> _Task statement_
Write out every entry exactly as it appears.

> _Extracted material_
--------------------------------
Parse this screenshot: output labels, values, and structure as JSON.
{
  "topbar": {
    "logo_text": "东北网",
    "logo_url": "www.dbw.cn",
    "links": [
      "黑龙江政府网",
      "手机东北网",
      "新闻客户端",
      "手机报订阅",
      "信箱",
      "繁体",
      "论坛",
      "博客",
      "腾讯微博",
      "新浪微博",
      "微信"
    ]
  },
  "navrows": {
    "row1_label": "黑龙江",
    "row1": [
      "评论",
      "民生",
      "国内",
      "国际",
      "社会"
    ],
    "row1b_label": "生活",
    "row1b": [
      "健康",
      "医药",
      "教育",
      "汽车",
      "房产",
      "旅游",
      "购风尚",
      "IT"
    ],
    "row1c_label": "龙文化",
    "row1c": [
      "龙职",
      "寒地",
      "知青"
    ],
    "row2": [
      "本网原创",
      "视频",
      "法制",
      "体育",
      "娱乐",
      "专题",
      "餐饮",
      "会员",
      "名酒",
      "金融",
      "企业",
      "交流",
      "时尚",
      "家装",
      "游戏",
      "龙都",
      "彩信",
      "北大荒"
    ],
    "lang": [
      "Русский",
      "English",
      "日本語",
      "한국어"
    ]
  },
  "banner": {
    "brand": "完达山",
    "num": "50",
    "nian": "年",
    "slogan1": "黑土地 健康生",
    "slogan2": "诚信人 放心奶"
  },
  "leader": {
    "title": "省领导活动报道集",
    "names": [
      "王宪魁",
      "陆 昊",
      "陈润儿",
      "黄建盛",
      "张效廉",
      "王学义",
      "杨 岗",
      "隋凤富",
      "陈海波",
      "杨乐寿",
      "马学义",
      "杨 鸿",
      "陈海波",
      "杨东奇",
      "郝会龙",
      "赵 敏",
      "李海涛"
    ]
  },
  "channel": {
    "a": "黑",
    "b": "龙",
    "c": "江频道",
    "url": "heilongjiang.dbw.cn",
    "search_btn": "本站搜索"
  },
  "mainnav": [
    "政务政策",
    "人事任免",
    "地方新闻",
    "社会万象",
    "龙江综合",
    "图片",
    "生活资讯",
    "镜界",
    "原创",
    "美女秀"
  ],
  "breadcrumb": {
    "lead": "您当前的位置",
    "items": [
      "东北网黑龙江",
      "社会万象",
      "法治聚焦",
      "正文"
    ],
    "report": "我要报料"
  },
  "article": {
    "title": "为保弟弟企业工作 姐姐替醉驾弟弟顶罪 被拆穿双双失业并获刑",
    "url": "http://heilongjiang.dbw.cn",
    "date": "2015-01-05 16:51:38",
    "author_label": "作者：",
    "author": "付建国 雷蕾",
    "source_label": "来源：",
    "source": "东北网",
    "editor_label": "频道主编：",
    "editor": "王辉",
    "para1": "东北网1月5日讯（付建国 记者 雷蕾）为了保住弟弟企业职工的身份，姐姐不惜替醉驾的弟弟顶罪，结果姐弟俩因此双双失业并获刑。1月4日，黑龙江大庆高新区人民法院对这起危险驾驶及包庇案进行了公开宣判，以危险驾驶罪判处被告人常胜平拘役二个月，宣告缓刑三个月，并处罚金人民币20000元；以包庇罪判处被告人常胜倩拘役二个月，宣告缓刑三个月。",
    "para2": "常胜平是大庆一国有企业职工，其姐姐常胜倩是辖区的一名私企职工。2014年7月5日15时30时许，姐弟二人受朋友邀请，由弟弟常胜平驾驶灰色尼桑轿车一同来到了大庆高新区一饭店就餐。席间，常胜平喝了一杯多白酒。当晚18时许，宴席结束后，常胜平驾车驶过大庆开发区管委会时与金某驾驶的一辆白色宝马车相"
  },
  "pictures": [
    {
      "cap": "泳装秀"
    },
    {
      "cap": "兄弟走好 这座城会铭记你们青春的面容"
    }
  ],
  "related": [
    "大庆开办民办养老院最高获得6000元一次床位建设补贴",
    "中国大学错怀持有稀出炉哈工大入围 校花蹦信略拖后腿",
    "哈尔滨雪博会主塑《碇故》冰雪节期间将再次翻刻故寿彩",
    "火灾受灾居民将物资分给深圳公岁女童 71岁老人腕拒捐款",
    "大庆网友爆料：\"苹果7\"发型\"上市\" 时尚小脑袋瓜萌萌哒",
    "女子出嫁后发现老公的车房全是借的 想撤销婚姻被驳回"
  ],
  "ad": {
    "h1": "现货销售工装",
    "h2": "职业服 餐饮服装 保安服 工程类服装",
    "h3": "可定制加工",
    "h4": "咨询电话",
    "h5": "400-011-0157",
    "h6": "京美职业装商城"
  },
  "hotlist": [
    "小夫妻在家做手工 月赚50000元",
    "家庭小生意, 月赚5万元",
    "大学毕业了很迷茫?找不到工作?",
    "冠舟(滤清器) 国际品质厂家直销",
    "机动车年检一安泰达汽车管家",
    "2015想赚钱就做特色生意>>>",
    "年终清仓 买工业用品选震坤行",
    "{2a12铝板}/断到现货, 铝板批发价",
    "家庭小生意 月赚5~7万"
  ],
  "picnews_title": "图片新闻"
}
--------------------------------
> _Exercise response_
Parse this screenshot: output labels, values, and structure as JSON.
{
  "topbar": {
    "logo_text": "东北网",
    "logo_url": "www.dbw.cn",
    "links": [
      "黑龙江政府网",
      "手机东北网",
      "新闻客户端",
      "手机报订阅",
      "信箱",
      "繁体",
      "论坛",
      "博客",
      "腾讯微博",
      "新浪微博",
      "微信"
    ]
  },
  "navrows": {
    "row1_label": "黑龙江",
    "row1": [
      "评论",
      "民生",
      "国内",
      "国际",
      "社会"
    ],
    "row1b_label": "生活",
    "row1b": [
      "健康",
      "医药",
      "教育",
      "汽车",
      "房产",
      "旅游",
      "购风尚",
      "IT"
    ],
    "row1c_label": "龙文化",
    "row1c": [
      "龙职",
      "寒地",
      "知青"
    ],
    "row2": [
      "本网原创",
      "视频",
      "法制",
      "体育",
      "娱乐",
      "专题",
      "餐饮",
      "会员",
      "名酒",
      "金融",
      "企业",
      "交流",
      "时尚",
      "家装",
      "游戏",
      "龙都",
      "彩信",
      "北大荒"
    ],
    "lang": [
      "Русский",
      "English",
      "日本語",
      "한국어"
    ]
  },
  "banner": {
    "brand": "完达山",
    "num": "50",
    "nian": "年",
    "slogan1": "黑土地 健康生",
    "slogan2": "诚信人 放心奶"
  },
  "leader": {
    "title": "省领导活动报道集",
    "names": [
      "王宪魁",
      "陆 昊",
      "陈润儿",
      "黄建盛",
      "张效廉",
      "王学义",
      "杨 岗",
      "隋凤富",
      "陈海波",
      "杨乐寿",
      "马学义",
      "杨 鸿",
      "陈海波",
      "杨东奇",
      "郝会龙",
      "赵 敏",
      "李海涛"
    ]
  },
  "channel": {
    "a": "黑",
    "b": "龙",
    "c": "江频道",
    "url": "heilongjiang.dbw.cn",
    "search_btn": "本站搜索"
  },
  "mainnav": [
    "政务政策",
    "人事任免",
    "地方新闻",
    "社会万象",
    "龙江综合",
    "图片",
    "生活资讯",
    "镜界",
    "原创",
    "美女秀"
  ],
  "breadcrumb": {
    "lead": "您当前的位置",
    "items": [
      "东北网黑龙江",
      "社会万象",
      "法治聚焦",
      "正文"
    ],
    "report": "我要报料"
  },
  "article": {
    "title": "为保弟弟企业工作 姐姐替醉驾弟弟顶罪 被拆穿双双失业并获刑",
    "url": "http://heilongjiang.dbw.cn",
    "date": "2015-01-05 16:51:38",
    "author_label": "作者：",
    "author": "付建国 雷蕾",
    "source_label": "来源：",
    "source": "东北网",
    "editor_label": "频道主编：",
    "editor": "王辉",
    "para1": "东北网1月5日讯（付建国 记者 雷蕾）为了保住弟弟企业职工的身份，姐姐不惜替醉驾的弟弟顶罪，结果姐弟俩因此双双失业并获刑。1月4日，黑龙江大庆高新区人民法院对这起危险驾驶及包庇案进行了公开宣判，以危险驾驶罪判处被告人常胜平拘役二个月，宣告缓刑三个月，并处罚金人民币20000元；以包庇罪判处被告人常胜倩拘役二个月，宣告缓刑三个月。",
    "para2": "常胜平是大庆一国有企业职工，其姐姐常胜倩是辖区的一名私企职工。2014年7月5日15时30时许，姐弟二人受朋友邀请，由弟弟常胜平驾驶灰色尼桑轿车一同来到了大庆高新区一饭店就餐。席间，常胜平喝了一杯多白酒。当晚18时许，宴席结束后，常胜平驾车驶过大庆开发区管委会时与金某驾驶的一辆白色宝马车相"
  },
  "pictures": [
    {
      "cap": "泳装秀"
    },
    {
      "cap": "兄弟走好 这座城会铭记你们青春的面容"
    }
  ],
  "related": [
    "大庆开办民办养老院最高获得6000元一次床位建设补贴",
    "中国大学错怀持有稀出炉哈工大入围 校花蹦信略拖后腿",
    "哈尔滨雪博会主塑《碇故》冰雪节期间将再次翻刻故寿彩",
    "火灾受灾居民将物资分给深圳公岁女童 71岁老人腕拒捐款",
    "大庆网友爆料：\"苹果7\"发型\"上市\" 时尚小脑袋瓜萌萌哒",
    "女子出嫁后发现老公的车房全是借的 想撤销婚姻被驳回"
  ],
  "ad": {
    "h1": "现货销售工装",
    "h2": "职业服 餐饮服装 保安服 工程类服装",
    "h3": "可定制加工",
    "h4": "咨询电话",
    "h5": "400-011-0157",
    "h6": "京美职业装商城"
  },
  "hotlist": [
    "小夫妻在家做手工 月赚50000元",
    "家庭小生意, 月赚5万元",
    "大学毕业了很迷茫?找不到工作?",
    "冠舟(滤清器) 国际品质厂家直销",
    "机动车年检一安泰达汽车管家",
    "2015想赚钱就做特色生意>>>",
    "年终清仓 买工业用品选震坤行",
    "{2a12铝板}/断到现货, 铝板批发价",
    "家庭小生意 月赚5~7万"
  ],
  "picnews_title": "图片新闻"
}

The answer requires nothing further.